» **WORK TO BE COMPLETED**
Count every line below that holds "this". The answer is the number alone.

■ ■ ■ ■

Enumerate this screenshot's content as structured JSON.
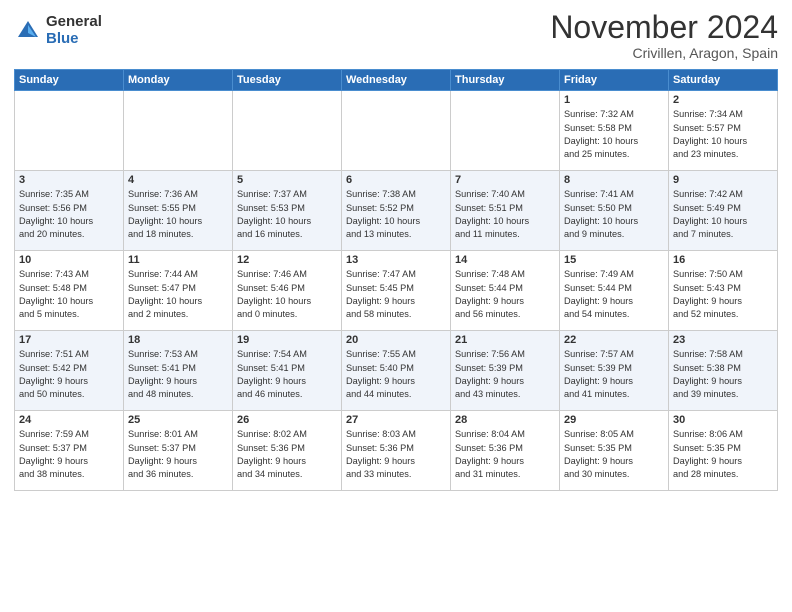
{
  "header": {
    "logo_general": "General",
    "logo_blue": "Blue",
    "month_title": "November 2024",
    "subtitle": "Crivillen, Aragon, Spain"
  },
  "weekdays": [
    "Sunday",
    "Monday",
    "Tuesday",
    "Wednesday",
    "Thursday",
    "Friday",
    "Saturday"
  ],
  "weeks": [
    [
      {
        "day": "",
        "info": ""
      },
      {
        "day": "",
        "info": ""
      },
      {
        "day": "",
        "info": ""
      },
      {
        "day": "",
        "info": ""
      },
      {
        "day": "",
        "info": ""
      },
      {
        "day": "1",
        "info": "Sunrise: 7:32 AM\nSunset: 5:58 PM\nDaylight: 10 hours\nand 25 minutes."
      },
      {
        "day": "2",
        "info": "Sunrise: 7:34 AM\nSunset: 5:57 PM\nDaylight: 10 hours\nand 23 minutes."
      }
    ],
    [
      {
        "day": "3",
        "info": "Sunrise: 7:35 AM\nSunset: 5:56 PM\nDaylight: 10 hours\nand 20 minutes."
      },
      {
        "day": "4",
        "info": "Sunrise: 7:36 AM\nSunset: 5:55 PM\nDaylight: 10 hours\nand 18 minutes."
      },
      {
        "day": "5",
        "info": "Sunrise: 7:37 AM\nSunset: 5:53 PM\nDaylight: 10 hours\nand 16 minutes."
      },
      {
        "day": "6",
        "info": "Sunrise: 7:38 AM\nSunset: 5:52 PM\nDaylight: 10 hours\nand 13 minutes."
      },
      {
        "day": "7",
        "info": "Sunrise: 7:40 AM\nSunset: 5:51 PM\nDaylight: 10 hours\nand 11 minutes."
      },
      {
        "day": "8",
        "info": "Sunrise: 7:41 AM\nSunset: 5:50 PM\nDaylight: 10 hours\nand 9 minutes."
      },
      {
        "day": "9",
        "info": "Sunrise: 7:42 AM\nSunset: 5:49 PM\nDaylight: 10 hours\nand 7 minutes."
      }
    ],
    [
      {
        "day": "10",
        "info": "Sunrise: 7:43 AM\nSunset: 5:48 PM\nDaylight: 10 hours\nand 5 minutes."
      },
      {
        "day": "11",
        "info": "Sunrise: 7:44 AM\nSunset: 5:47 PM\nDaylight: 10 hours\nand 2 minutes."
      },
      {
        "day": "12",
        "info": "Sunrise: 7:46 AM\nSunset: 5:46 PM\nDaylight: 10 hours\nand 0 minutes."
      },
      {
        "day": "13",
        "info": "Sunrise: 7:47 AM\nSunset: 5:45 PM\nDaylight: 9 hours\nand 58 minutes."
      },
      {
        "day": "14",
        "info": "Sunrise: 7:48 AM\nSunset: 5:44 PM\nDaylight: 9 hours\nand 56 minutes."
      },
      {
        "day": "15",
        "info": "Sunrise: 7:49 AM\nSunset: 5:44 PM\nDaylight: 9 hours\nand 54 minutes."
      },
      {
        "day": "16",
        "info": "Sunrise: 7:50 AM\nSunset: 5:43 PM\nDaylight: 9 hours\nand 52 minutes."
      }
    ],
    [
      {
        "day": "17",
        "info": "Sunrise: 7:51 AM\nSunset: 5:42 PM\nDaylight: 9 hours\nand 50 minutes."
      },
      {
        "day": "18",
        "info": "Sunrise: 7:53 AM\nSunset: 5:41 PM\nDaylight: 9 hours\nand 48 minutes."
      },
      {
        "day": "19",
        "info": "Sunrise: 7:54 AM\nSunset: 5:41 PM\nDaylight: 9 hours\nand 46 minutes."
      },
      {
        "day": "20",
        "info": "Sunrise: 7:55 AM\nSunset: 5:40 PM\nDaylight: 9 hours\nand 44 minutes."
      },
      {
        "day": "21",
        "info": "Sunrise: 7:56 AM\nSunset: 5:39 PM\nDaylight: 9 hours\nand 43 minutes."
      },
      {
        "day": "22",
        "info": "Sunrise: 7:57 AM\nSunset: 5:39 PM\nDaylight: 9 hours\nand 41 minutes."
      },
      {
        "day": "23",
        "info": "Sunrise: 7:58 AM\nSunset: 5:38 PM\nDaylight: 9 hours\nand 39 minutes."
      }
    ],
    [
      {
        "day": "24",
        "info": "Sunrise: 7:59 AM\nSunset: 5:37 PM\nDaylight: 9 hours\nand 38 minutes."
      },
      {
        "day": "25",
        "info": "Sunrise: 8:01 AM\nSunset: 5:37 PM\nDaylight: 9 hours\nand 36 minutes."
      },
      {
        "day": "26",
        "info": "Sunrise: 8:02 AM\nSunset: 5:36 PM\nDaylight: 9 hours\nand 34 minutes."
      },
      {
        "day": "27",
        "info": "Sunrise: 8:03 AM\nSunset: 5:36 PM\nDaylight: 9 hours\nand 33 minutes."
      },
      {
        "day": "28",
        "info": "Sunrise: 8:04 AM\nSunset: 5:36 PM\nDaylight: 9 hours\nand 31 minutes."
      },
      {
        "day": "29",
        "info": "Sunrise: 8:05 AM\nSunset: 5:35 PM\nDaylight: 9 hours\nand 30 minutes."
      },
      {
        "day": "30",
        "info": "Sunrise: 8:06 AM\nSunset: 5:35 PM\nDaylight: 9 hours\nand 28 minutes."
      }
    ]
  ]
}
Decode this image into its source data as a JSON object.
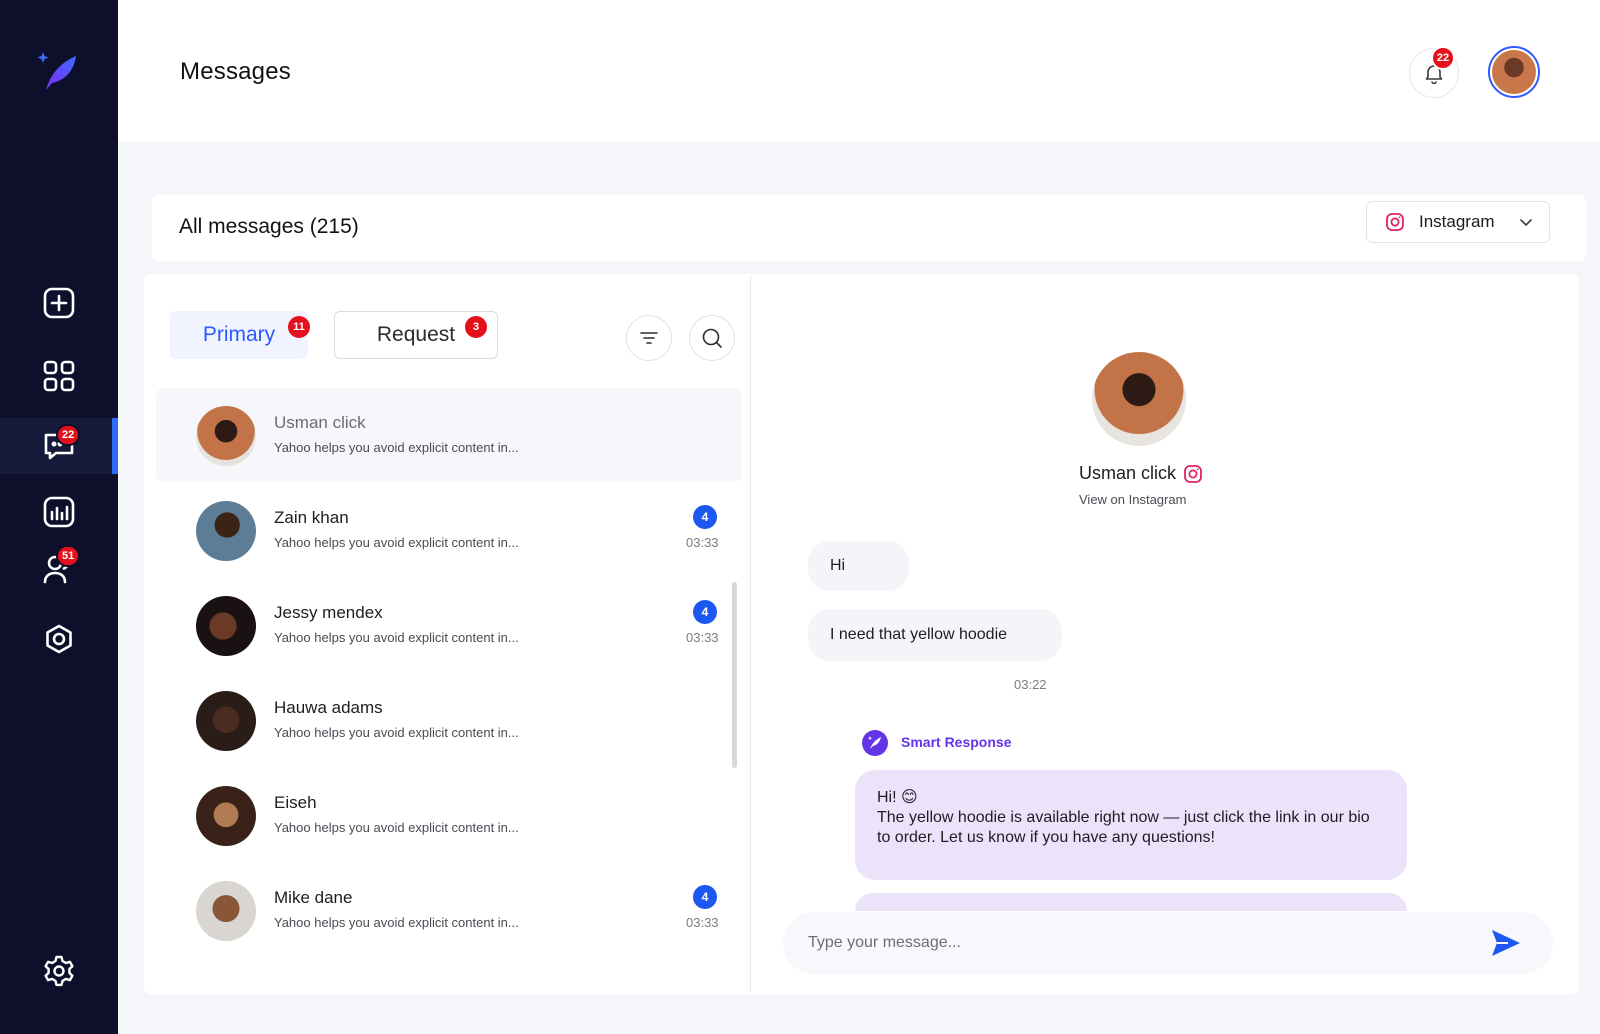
{
  "header": {
    "title": "Messages",
    "notification_count": "22"
  },
  "sidebar": {
    "items": [
      {
        "name": "create",
        "badge": ""
      },
      {
        "name": "dashboard",
        "badge": ""
      },
      {
        "name": "messages",
        "badge": "22"
      },
      {
        "name": "analytics",
        "badge": ""
      },
      {
        "name": "audience",
        "badge": "51"
      },
      {
        "name": "automation",
        "badge": ""
      },
      {
        "name": "settings",
        "badge": ""
      }
    ]
  },
  "inbox": {
    "title": "All messages (215)",
    "platform": "Instagram",
    "tabs": [
      {
        "label": "Primary",
        "badge": "11"
      },
      {
        "label": "Request",
        "badge": "3"
      }
    ],
    "conversations": [
      {
        "name": "Usman click",
        "preview": "Yahoo helps you avoid explicit content in...",
        "count": "",
        "time": ""
      },
      {
        "name": "Zain khan",
        "preview": "Yahoo helps you avoid explicit content in...",
        "count": "4",
        "time": "03:33"
      },
      {
        "name": "Jessy mendex",
        "preview": "Yahoo helps you avoid explicit content in...",
        "count": "4",
        "time": "03:33"
      },
      {
        "name": "Hauwa adams",
        "preview": "Yahoo helps you avoid explicit content in...",
        "count": "",
        "time": ""
      },
      {
        "name": "Eiseh",
        "preview": "Yahoo helps you avoid explicit content in...",
        "count": "",
        "time": ""
      },
      {
        "name": "Mike dane",
        "preview": "Yahoo helps you avoid explicit content in...",
        "count": "4",
        "time": "03:33"
      }
    ]
  },
  "chat": {
    "contact_name": "Usman click",
    "view_link": "View on Instagram",
    "messages": [
      {
        "text": "Hi"
      },
      {
        "text": "I need that yellow hoodie"
      }
    ],
    "time": "03:22",
    "smart_label": "Smart Response",
    "smart_reply_line1": "Hi! 😊",
    "smart_reply_line2": "The yellow hoodie is available right now — just click the link in our bio to order. Let us know if you have any questions!",
    "input_placeholder": "Type your message..."
  },
  "colors": {
    "sidebar_bg": "#0d0f2b",
    "accent": "#2a5bff",
    "badge_red": "#e4111c",
    "count_blue": "#1c57f0",
    "smart_purple": "#6434e8",
    "smart_bubble": "#ece3fb"
  }
}
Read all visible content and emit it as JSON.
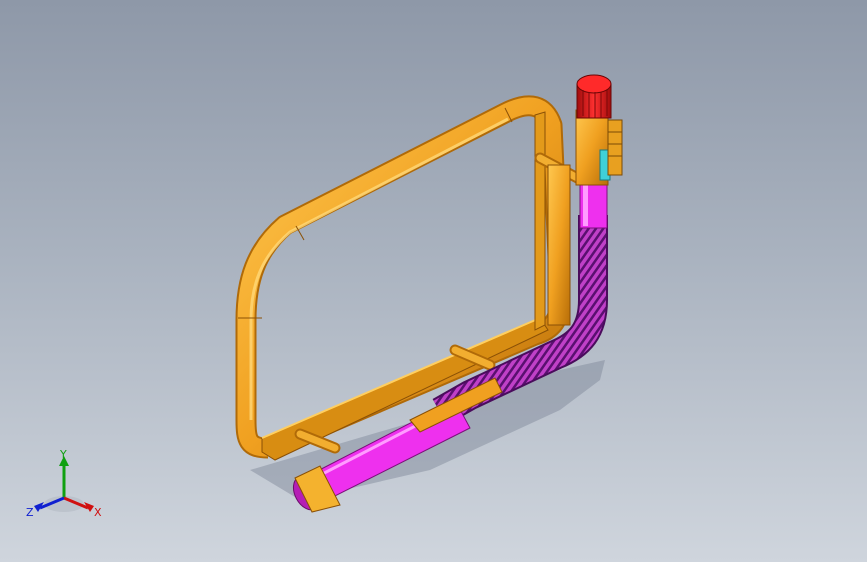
{
  "viewport": {
    "colors": {
      "background_top": "#8e98a8",
      "background_bottom": "#cfd5dd",
      "frame": "#f0a020",
      "frame_shadow": "#b06a08",
      "flex_hose": "#9a2aa6",
      "sleeve": "#ee30ee",
      "cap": "#d81818",
      "connector": "#3fd0d8"
    }
  },
  "model": {
    "parts": [
      "frame-tube",
      "flexible-hose",
      "hose-sleeve",
      "end-cap",
      "terminal-block",
      "support-pins"
    ]
  },
  "triad": {
    "x_label": "X",
    "y_label": "Y",
    "z_label": "Z",
    "colors": {
      "x": "#d01010",
      "y": "#10a010",
      "z": "#1020d0"
    }
  }
}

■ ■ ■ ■

» **YOUR SOLUTION**
2